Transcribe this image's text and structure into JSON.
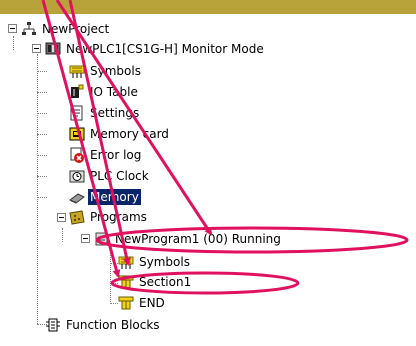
{
  "tree": {
    "project": "NewProject",
    "plc": "NewPLC1[CS1G-H] Monitor Mode",
    "symbols": "Symbols",
    "io_table": "IO Table",
    "settings": "Settings",
    "memory_card": "Memory card",
    "error_log": "Error log",
    "plc_clock": "PLC Clock",
    "memory": "Memory",
    "programs": "Programs",
    "program1": "NewProgram1 (00) Running",
    "program_symbols": "Symbols",
    "section1": "Section1",
    "end": "END",
    "function_blocks": "Function Blocks"
  },
  "colors": {
    "annotation": "#e0115f",
    "selection": "#0a246a",
    "topbar": "#b8a33a"
  },
  "icons": {
    "project": "network-icon",
    "plc": "plc-icon",
    "symbols": "symbols-icon",
    "io_table": "io-table-icon",
    "settings": "settings-icon",
    "memory_card": "memory-card-icon",
    "error_log": "error-log-icon",
    "plc_clock": "clock-icon",
    "memory": "memory-icon",
    "programs": "programs-icon",
    "program1": "program-icon",
    "section": "section-icon",
    "function_blocks": "function-block-icon"
  }
}
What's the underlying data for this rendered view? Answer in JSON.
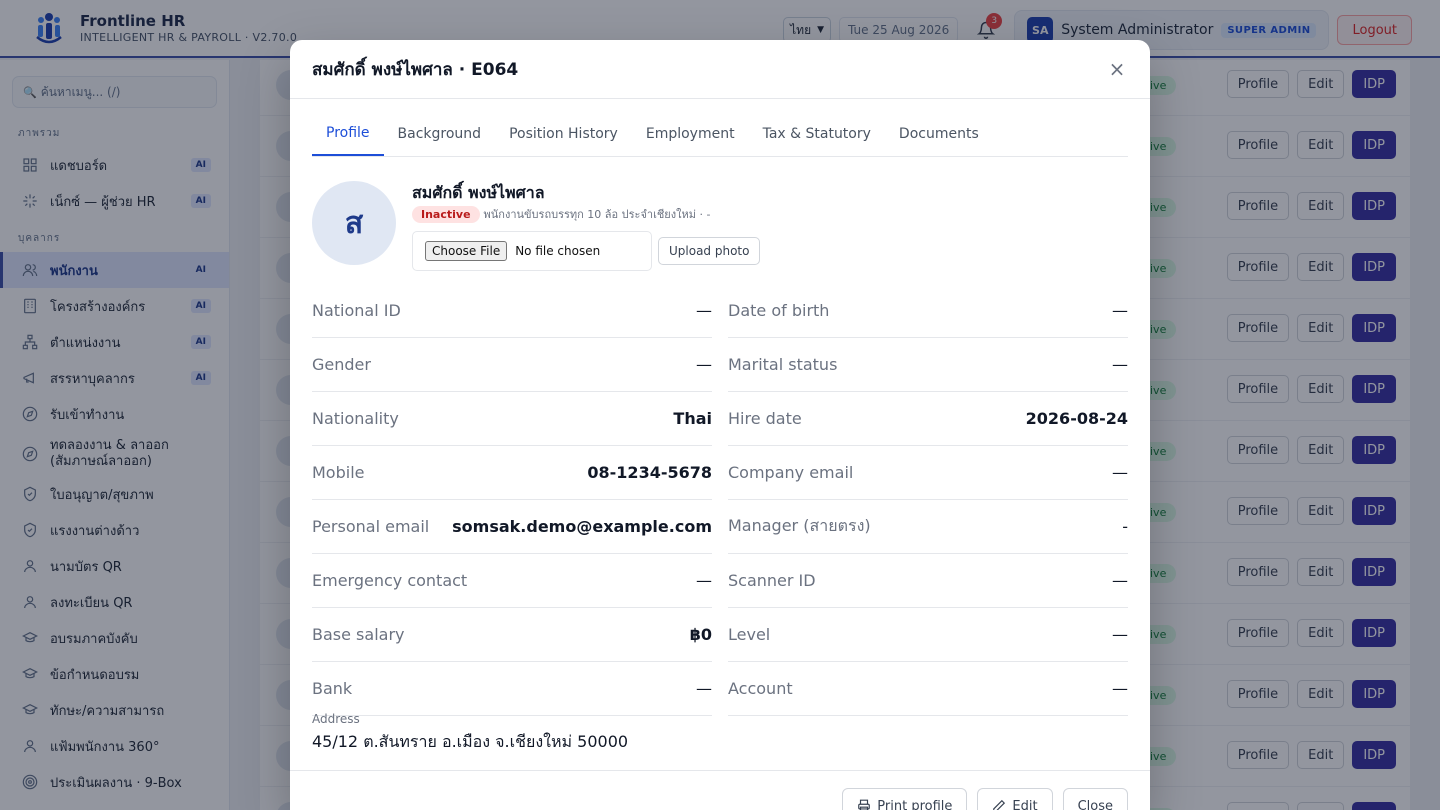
{
  "app": {
    "name": "Frontline HR",
    "subtitle": "INTELLIGENT HR & PAYROLL · V2.70.0",
    "language": "ไทย",
    "date": "Tue 25 Aug 2026",
    "notification_count": "3",
    "user_initials": "SA",
    "user_name": "System Administrator",
    "role": "SUPER ADMIN",
    "logout_label": "Logout",
    "accent_color": "#3b4fa8"
  },
  "sidebar": {
    "search_placeholder": "ค้นหาเมนู... (/)",
    "section_overview": "ภาพรวม",
    "overview_items": [
      {
        "label": "แดชบอร์ด",
        "badge": "AI",
        "icon": "grid-icon"
      },
      {
        "label": "เน็กซ์ — ผู้ช่วย HR",
        "badge": "AI",
        "icon": "sparkle-icon"
      }
    ],
    "section_people": "บุคลากร",
    "people_items": [
      {
        "label": "พนักงาน",
        "badge": "AI",
        "icon": "users-icon",
        "active": true
      },
      {
        "label": "โครงสร้างองค์กร",
        "badge": "AI",
        "icon": "building-icon"
      },
      {
        "label": "ตำแหน่งงาน",
        "badge": "AI",
        "icon": "org-chart-icon"
      },
      {
        "label": "สรรหาบุคลากร",
        "badge": "AI",
        "icon": "megaphone-icon"
      },
      {
        "label": "รับเข้าทำงาน",
        "badge": "",
        "icon": "compass-icon"
      },
      {
        "label": "ทดลองงาน & ลาออก (สัมภาษณ์ลาออก)",
        "badge": "",
        "icon": "compass-icon"
      },
      {
        "label": "ใบอนุญาต/สุขภาพ",
        "badge": "",
        "icon": "shield-check-icon"
      },
      {
        "label": "แรงงานต่างด้าว",
        "badge": "",
        "icon": "shield-check-icon"
      },
      {
        "label": "นามบัตร QR",
        "badge": "",
        "icon": "user-icon"
      },
      {
        "label": "ลงทะเบียน QR",
        "badge": "",
        "icon": "user-icon"
      },
      {
        "label": "อบรมภาคบังคับ",
        "badge": "",
        "icon": "graduation-cap-icon"
      },
      {
        "label": "ข้อกำหนดอบรม",
        "badge": "",
        "icon": "graduation-cap-icon"
      },
      {
        "label": "ทักษะ/ความสามารถ",
        "badge": "",
        "icon": "graduation-cap-icon"
      },
      {
        "label": "แฟ้มพนักงาน 360°",
        "badge": "",
        "icon": "user-icon"
      },
      {
        "label": "ประเมินผลงาน · 9-Box",
        "badge": "",
        "icon": "target-icon"
      }
    ]
  },
  "background_list": {
    "row_actions": {
      "profile": "Profile",
      "edit": "Edit",
      "idp": "IDP"
    },
    "status_fragment": "ive"
  },
  "modal": {
    "title": "สมศักดิ์ พงษ์ไพศาล · E064",
    "tabs": [
      "Profile",
      "Background",
      "Position History",
      "Employment",
      "Tax & Statutory",
      "Documents"
    ],
    "active_tab": "Profile",
    "avatar_initial": "ส",
    "name": "สมศักดิ์ พงษ์ไพศาล",
    "status": "Inactive",
    "position": "พนักงานขับรถบรรทุก 10 ล้อ ประจำเชียงใหม่ · -",
    "choose_file": "Choose File",
    "no_file": "No file chosen",
    "upload_photo": "Upload photo",
    "fields": [
      [
        {
          "label": "National ID",
          "value": "—"
        },
        {
          "label": "Date of birth",
          "value": "—"
        }
      ],
      [
        {
          "label": "Gender",
          "value": "—"
        },
        {
          "label": "Marital status",
          "value": "—"
        }
      ],
      [
        {
          "label": "Nationality",
          "value": "Thai"
        },
        {
          "label": "Hire date",
          "value": "2026-08-24"
        }
      ],
      [
        {
          "label": "Mobile",
          "value": "08-1234-5678"
        },
        {
          "label": "Company email",
          "value": "—"
        }
      ],
      [
        {
          "label": "Personal email",
          "value": "somsak.demo@example.com"
        },
        {
          "label": "Manager (สายตรง)",
          "value": "-"
        }
      ],
      [
        {
          "label": "Emergency contact",
          "value": "—"
        },
        {
          "label": "Scanner ID",
          "value": "—"
        }
      ],
      [
        {
          "label": "Base salary",
          "value": "฿0"
        },
        {
          "label": "Level",
          "value": "—"
        }
      ],
      [
        {
          "label": "Bank",
          "value": "—"
        },
        {
          "label": "Account",
          "value": "—"
        }
      ]
    ],
    "address_label": "Address",
    "address_value": "45/12 ต.สันทราย อ.เมือง จ.เชียงใหม่ 50000",
    "footer": {
      "print": "Print profile",
      "edit": "Edit",
      "close": "Close"
    }
  }
}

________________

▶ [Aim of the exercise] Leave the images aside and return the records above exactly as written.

▶ [Result]
Transcribe this image's text and structure into JSON.
{
  "tree": {
    "project": "NewProject",
    "plc": "NewPLC1[CS1G-H] Monitor Mode",
    "symbols": "Symbols",
    "io_table": "IO Table",
    "settings": "Settings",
    "memory_card": "Memory card",
    "error_log": "Error log",
    "plc_clock": "PLC Clock",
    "memory": "Memory",
    "programs": "Programs",
    "program1": "NewProgram1 (00) Running",
    "program_symbols": "Symbols",
    "section1": "Section1",
    "end": "END",
    "function_blocks": "Function Blocks"
  },
  "colors": {
    "annotation": "#e0115f",
    "selection": "#0a246a",
    "topbar": "#b8a33a"
  },
  "icons": {
    "project": "network-icon",
    "plc": "plc-icon",
    "symbols": "symbols-icon",
    "io_table": "io-table-icon",
    "settings": "settings-icon",
    "memory_card": "memory-card-icon",
    "error_log": "error-log-icon",
    "plc_clock": "clock-icon",
    "memory": "memory-icon",
    "programs": "programs-icon",
    "program1": "program-icon",
    "section": "section-icon",
    "function_blocks": "function-block-icon"
  }
}
What's the underlying data for this rendered view? Answer in JSON.
{
  "app": {
    "name": "Frontline HR",
    "subtitle": "INTELLIGENT HR & PAYROLL · V2.70.0",
    "language": "ไทย",
    "date": "Tue 25 Aug 2026",
    "notification_count": "3",
    "user_initials": "SA",
    "user_name": "System Administrator",
    "role": "SUPER ADMIN",
    "logout_label": "Logout",
    "accent_color": "#3b4fa8"
  },
  "sidebar": {
    "search_placeholder": "ค้นหาเมนู... (/)",
    "section_overview": "ภาพรวม",
    "overview_items": [
      {
        "label": "แดชบอร์ด",
        "badge": "AI",
        "icon": "grid-icon"
      },
      {
        "label": "เน็กซ์ — ผู้ช่วย HR",
        "badge": "AI",
        "icon": "sparkle-icon"
      }
    ],
    "section_people": "บุคลากร",
    "people_items": [
      {
        "label": "พนักงาน",
        "badge": "AI",
        "icon": "users-icon",
        "active": true
      },
      {
        "label": "โครงสร้างองค์กร",
        "badge": "AI",
        "icon": "building-icon"
      },
      {
        "label": "ตำแหน่งงาน",
        "badge": "AI",
        "icon": "org-chart-icon"
      },
      {
        "label": "สรรหาบุคลากร",
        "badge": "AI",
        "icon": "megaphone-icon"
      },
      {
        "label": "รับเข้าทำงาน",
        "badge": "",
        "icon": "compass-icon"
      },
      {
        "label": "ทดลองงาน & ลาออก (สัมภาษณ์ลาออก)",
        "badge": "",
        "icon": "compass-icon"
      },
      {
        "label": "ใบอนุญาต/สุขภาพ",
        "badge": "",
        "icon": "shield-check-icon"
      },
      {
        "label": "แรงงานต่างด้าว",
        "badge": "",
        "icon": "shield-check-icon"
      },
      {
        "label": "นามบัตร QR",
        "badge": "",
        "icon": "user-icon"
      },
      {
        "label": "ลงทะเบียน QR",
        "badge": "",
        "icon": "user-icon"
      },
      {
        "label": "อบรมภาคบังคับ",
        "badge": "",
        "icon": "graduation-cap-icon"
      },
      {
        "label": "ข้อกำหนดอบรม",
        "badge": "",
        "icon": "graduation-cap-icon"
      },
      {
        "label": "ทักษะ/ความสามารถ",
        "badge": "",
        "icon": "graduation-cap-icon"
      },
      {
        "label": "แฟ้มพนักงาน 360°",
        "badge": "",
        "icon": "user-icon"
      },
      {
        "label": "ประเมินผลงาน · 9-Box",
        "badge": "",
        "icon": "target-icon"
      }
    ]
  },
  "background_list": {
    "row_actions": {
      "profile": "Profile",
      "edit": "Edit",
      "idp": "IDP"
    },
    "status_fragment": "ive"
  },
  "modal": {
    "title": "สมศักดิ์ พงษ์ไพศาล · E064",
    "tabs": [
      "Profile",
      "Background",
      "Position History",
      "Employment",
      "Tax & Statutory",
      "Documents"
    ],
    "active_tab": "Profile",
    "avatar_initial": "ส",
    "name": "สมศักดิ์ พงษ์ไพศาล",
    "status": "Inactive",
    "position": "พนักงานขับรถบรรทุก 10 ล้อ ประจำเชียงใหม่ · -",
    "choose_file": "Choose File",
    "no_file": "No file chosen",
    "upload_photo": "Upload photo",
    "fields": [
      [
        {
          "label": "National ID",
          "value": "—"
        },
        {
          "label": "Date of birth",
          "value": "—"
        }
      ],
      [
        {
          "label": "Gender",
          "value": "—"
        },
        {
          "label": "Marital status",
          "value": "—"
        }
      ],
      [
        {
          "label": "Nationality",
          "value": "Thai"
        },
        {
          "label": "Hire date",
          "value": "2026-08-24"
        }
      ],
      [
        {
          "label": "Mobile",
          "value": "08-1234-5678"
        },
        {
          "label": "Company email",
          "value": "—"
        }
      ],
      [
        {
          "label": "Personal email",
          "value": "somsak.demo@example.com"
        },
        {
          "label": "Manager (สายตรง)",
          "value": "-"
        }
      ],
      [
        {
          "label": "Emergency contact",
          "value": "—"
        },
        {
          "label": "Scanner ID",
          "value": "—"
        }
      ],
      [
        {
          "label": "Base salary",
          "value": "฿0"
        },
        {
          "label": "Level",
          "value": "—"
        }
      ],
      [
        {
          "label": "Bank",
          "value": "—"
        },
        {
          "label": "Account",
          "value": "—"
        }
      ]
    ],
    "address_label": "Address",
    "address_value": "45/12 ต.สันทราย อ.เมือง จ.เชียงใหม่ 50000",
    "footer": {
      "print": "Print profile",
      "edit": "Edit",
      "close": "Close"
    }
  }
}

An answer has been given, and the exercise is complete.